“Benet Catty showcased his very professional approach to modern theatre.” NODA
In the second half of 2003, Benet got the chance to return to his first love of musicals when he was asked to direct a new production of the musical Sweet Charity for the long-established Wimbledon Light Opera.
Fast, funky and funny, Sweet Charity is the story of Charity Hope Valentine, a young dance hall hostess struggling to find a man, any man, who can make her happy. The first throws her in a lake. The second locks her in a closet. But the third, Oscar, is something else. When the two of them get trapped in an elevator together, it’s clearly the start of something new. But will it be something different?
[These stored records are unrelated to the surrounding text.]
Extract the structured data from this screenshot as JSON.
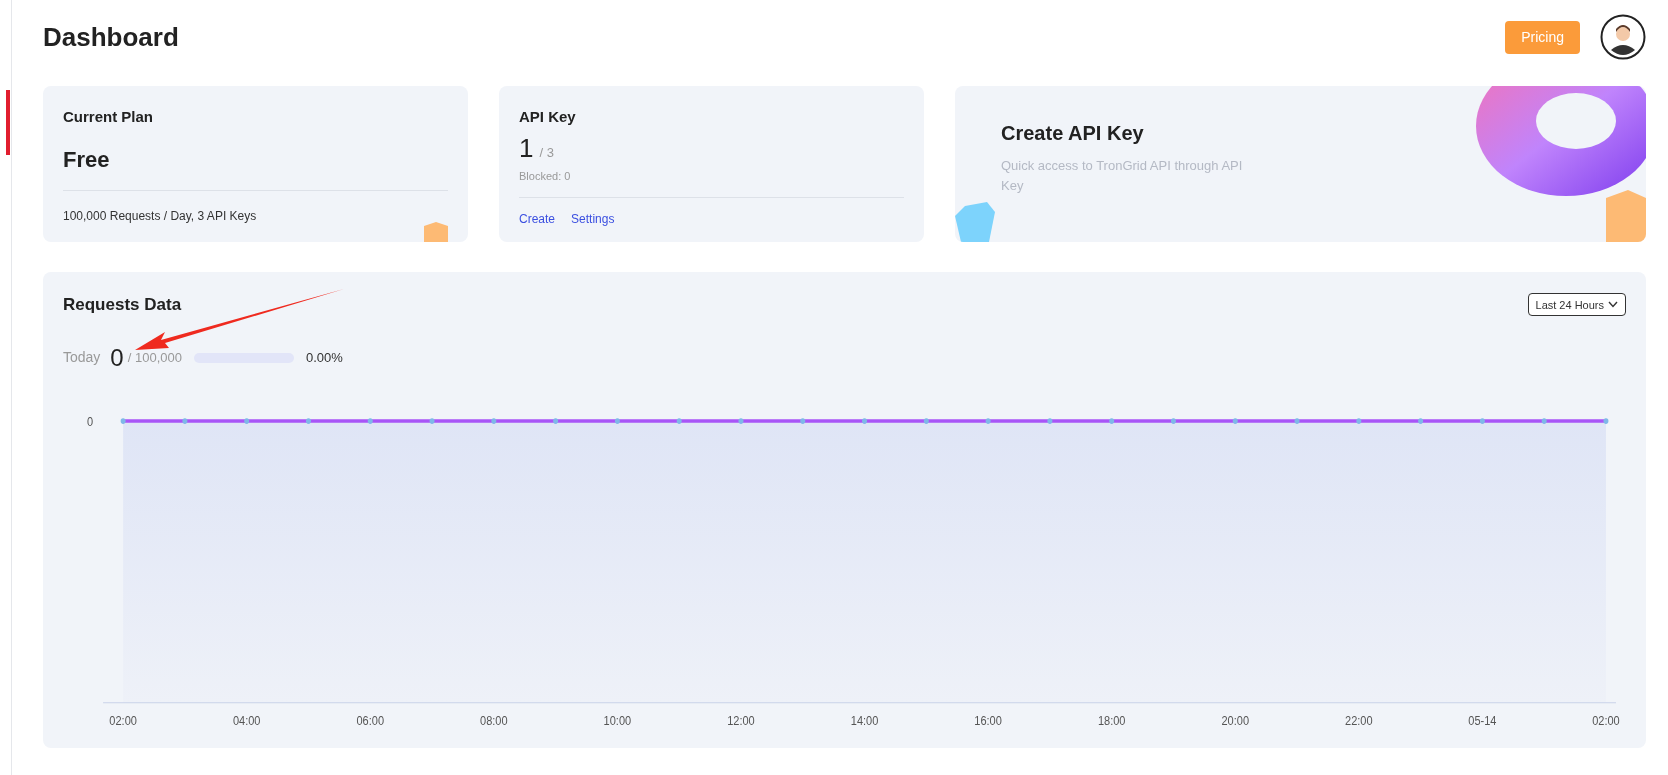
{
  "header": {
    "title": "Dashboard",
    "pricing_button": "Pricing"
  },
  "sidebar": {
    "active_marker": true
  },
  "cards": [
    {
      "kind": "plan",
      "title": "Current Plan",
      "value": "Free",
      "footer": "100,000 Requests / Day, 3 API Keys"
    },
    {
      "kind": "apikey",
      "title": "API Key",
      "value": "1",
      "total": "/ 3",
      "blocked": "Blocked: 0",
      "links": [
        "Create",
        "Settings"
      ]
    },
    {
      "kind": "promo",
      "title": "Create API Key",
      "description": "Quick access to TronGrid API through API Key"
    }
  ],
  "requests": {
    "title": "Requests Data",
    "range": "Last 24 Hours",
    "today_label": "Today",
    "today_value": "0",
    "today_limit": "/ 100,000",
    "usage": {
      "level": 0.0
    },
    "usage_text": "0.00%",
    "y_axis_tick": "0",
    "x_axis_labels": [
      "02:00",
      "04:00",
      "06:00",
      "08:00",
      "10:00",
      "12:00",
      "14:00",
      "16:00",
      "18:00",
      "20:00",
      "22:00",
      "05-14",
      "02:00"
    ]
  }
}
Benet brought two main ingredients to this production of the classic musical. The first was minimalism – three quarters of the show took place on a bare stage with only a minimum of props and furniture but using a spectacular pastiche Broadway lighting design to delineate the different areas. The second was movement - working with the fantastic young choreographer Helen Guscott he staged everything using a style which was recognizably Bob Fosse’s (the legendary original director) but which was at the same time very much its own. These two strands of the production gave it a genuine ensemble feel. Nearly everyone in the cast had their own ‘moment in the sun’ or played a particular character all evening; quite contrary from the writing of the show which is weighted very heavily towards the principals. This ensemble staging went well beyond the big set piece numbers, incorporating even the scene transitions which were choreographed to the music and became every bit as much of the show as the scenes they were linking.
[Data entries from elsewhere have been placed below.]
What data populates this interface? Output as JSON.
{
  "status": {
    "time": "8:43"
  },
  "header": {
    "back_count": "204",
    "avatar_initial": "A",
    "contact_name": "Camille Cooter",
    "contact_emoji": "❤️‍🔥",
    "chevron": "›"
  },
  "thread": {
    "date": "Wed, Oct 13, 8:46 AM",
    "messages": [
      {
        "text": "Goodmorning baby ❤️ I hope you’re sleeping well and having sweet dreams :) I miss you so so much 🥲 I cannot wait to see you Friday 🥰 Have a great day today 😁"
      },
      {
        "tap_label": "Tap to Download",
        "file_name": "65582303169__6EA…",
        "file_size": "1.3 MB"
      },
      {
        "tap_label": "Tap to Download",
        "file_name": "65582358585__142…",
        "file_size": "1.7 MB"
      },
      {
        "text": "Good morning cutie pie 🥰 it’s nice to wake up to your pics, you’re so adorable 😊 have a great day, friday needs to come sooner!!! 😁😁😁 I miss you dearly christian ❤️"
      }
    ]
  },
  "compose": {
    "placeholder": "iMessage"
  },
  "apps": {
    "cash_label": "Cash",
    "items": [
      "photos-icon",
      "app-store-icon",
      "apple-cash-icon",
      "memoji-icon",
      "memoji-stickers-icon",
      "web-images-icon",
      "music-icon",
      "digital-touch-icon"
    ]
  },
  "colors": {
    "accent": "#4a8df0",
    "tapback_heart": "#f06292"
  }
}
The production proved to be a great success for Wimbledon Light Opera, as Benet was allowed to incorporate his knowledge of marketing to develop a professional graphic design far in excess of what most amateur companies achieve, and to use his long-established experience in lighting to create a vivid and spectacular design which was the hallmark of the visual presentation of the show. The show benefited from the sound of a superb 14-strong professional orchestra under the direction of Clare Caddick.
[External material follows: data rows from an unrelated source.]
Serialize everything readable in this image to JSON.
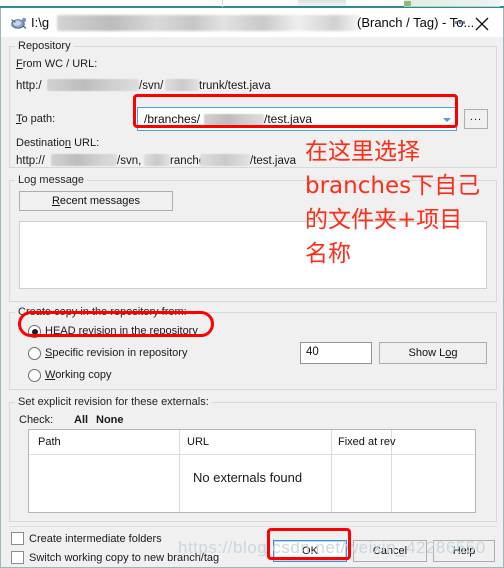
{
  "window": {
    "title_prefix": "I:\\g",
    "title_suffix": "(Branch / Tag) - To...",
    "icon": "tortoisesvn-icon",
    "close_label": "✕"
  },
  "repository": {
    "group_label": "Repository",
    "from_label": "From WC / URL:",
    "from_value_prefix": "http:/",
    "from_value_mid": "/svn/",
    "from_value_suffix": "trunk/test.java",
    "to_path_label": "To path:",
    "to_path_value": "/branches/",
    "to_path_value_tail": "/test.java",
    "browse_label": "...",
    "dest_label": "Destination URL:",
    "dest_prefix": "http://",
    "dest_mid1": "/svn,",
    "dest_mid2": "ranche:",
    "dest_suffix": "/test.java"
  },
  "log_message": {
    "group_label": "Log message",
    "recent_button": "Recent messages",
    "text": ""
  },
  "create_copy": {
    "group_label": "Create copy in the repository from:",
    "options": [
      {
        "label": "HEAD revision in the repository",
        "selected": true
      },
      {
        "label": "Specific revision in repository",
        "selected": false
      },
      {
        "label": "Working copy",
        "selected": false
      }
    ],
    "revision_value": "40",
    "show_log_button": "Show Log"
  },
  "externals": {
    "group_label": "Set explicit revision for these externals:",
    "check_label": "Check:",
    "check_all": "All",
    "check_none": "None",
    "columns": [
      "Path",
      "URL",
      "Fixed at rev",
      ""
    ],
    "empty_message": "No externals found",
    "rows": []
  },
  "footer": {
    "checkboxes": [
      {
        "label": "Create intermediate folders",
        "checked": false
      },
      {
        "label": "Switch working copy to new branch/tag",
        "checked": false
      }
    ],
    "ok_button": "OK",
    "cancel_button": "Cancel",
    "help_button": "Help"
  },
  "annotations": {
    "text_1": "在这里选择",
    "text_2": "branches下自己",
    "text_3": "的文件夹+项目",
    "text_4": "名称",
    "color": "#ff2d18"
  },
  "watermark": {
    "text": "https://blog.csdn.net/weixin_42286550"
  }
}
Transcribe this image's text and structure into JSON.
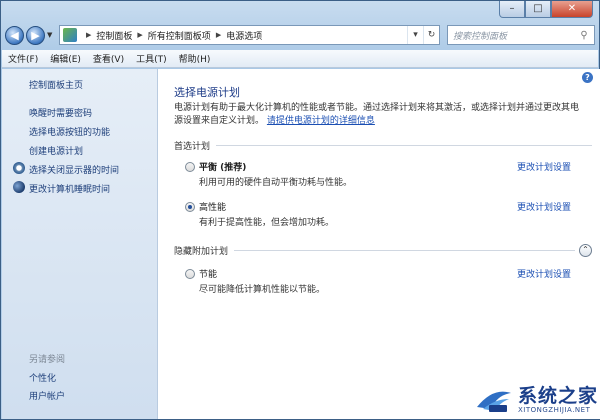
{
  "window": {
    "min_glyph": "–",
    "max_glyph": "□",
    "close_glyph": "✕"
  },
  "nav": {
    "back_glyph": "◀",
    "forward_glyph": "▶",
    "history_drop_glyph": "▼",
    "breadcrumb": [
      "控制面板",
      "所有控制面板项",
      "电源选项"
    ],
    "breadcrumb_sep": "▶",
    "addr_drop_glyph": "▾",
    "refresh_glyph": "↻",
    "search_placeholder": "搜索控制面板",
    "search_glyph": "⚲"
  },
  "menubar": {
    "items": [
      "文件(F)",
      "编辑(E)",
      "查看(V)",
      "工具(T)",
      "帮助(H)"
    ]
  },
  "sidebar": {
    "home": "控制面板主页",
    "links": [
      "唤醒时需要密码",
      "选择电源按钮的功能",
      "创建电源计划",
      "选择关闭显示器的时间",
      "更改计算机睡眠时间"
    ],
    "see_also_label": "另请参阅",
    "see_also": [
      "个性化",
      "用户帐户"
    ]
  },
  "main": {
    "help_glyph": "?",
    "title": "选择电源计划",
    "description_line1": "电源计划有助于最大化计算机的性能或者节能。通过选择计划来将其激活，或选择计划并通过更改其电",
    "description_line2_prefix": "源设置来自定义计划。",
    "description_link": "请提供电源计划的详细信息",
    "preferred_label": "首选计划",
    "hidden_label": "隐藏附加计划",
    "collapse_glyph": "⌃",
    "change_link": "更改计划设置",
    "plans": [
      {
        "name": "平衡 (推荐)",
        "desc": "利用可用的硬件自动平衡功耗与性能。",
        "selected": false
      },
      {
        "name": "高性能",
        "desc": "有利于提高性能，但会增加功耗。",
        "selected": true
      },
      {
        "name": "节能",
        "desc": "尽可能降低计算机性能以节能。",
        "selected": false
      }
    ]
  },
  "watermark": {
    "title": "系统之家",
    "url": "XITONGZHIJIA.NET"
  }
}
Served by an exceptionally strong group of dancers, two superb lead performances from Marianne Hare and Jonny Storey, as well as terrific comic support from Fiona Weir and Mary-Anne Roddy, the cast of 35 varied widely in age and experience but were united by their enthusiasm and effort. Nineteen weeks of part-time rehearsals on easily the most challenging and exhausting production of Benet’s recent experience were found to have paid off as the nightly ovations from near-capacity audiences showed.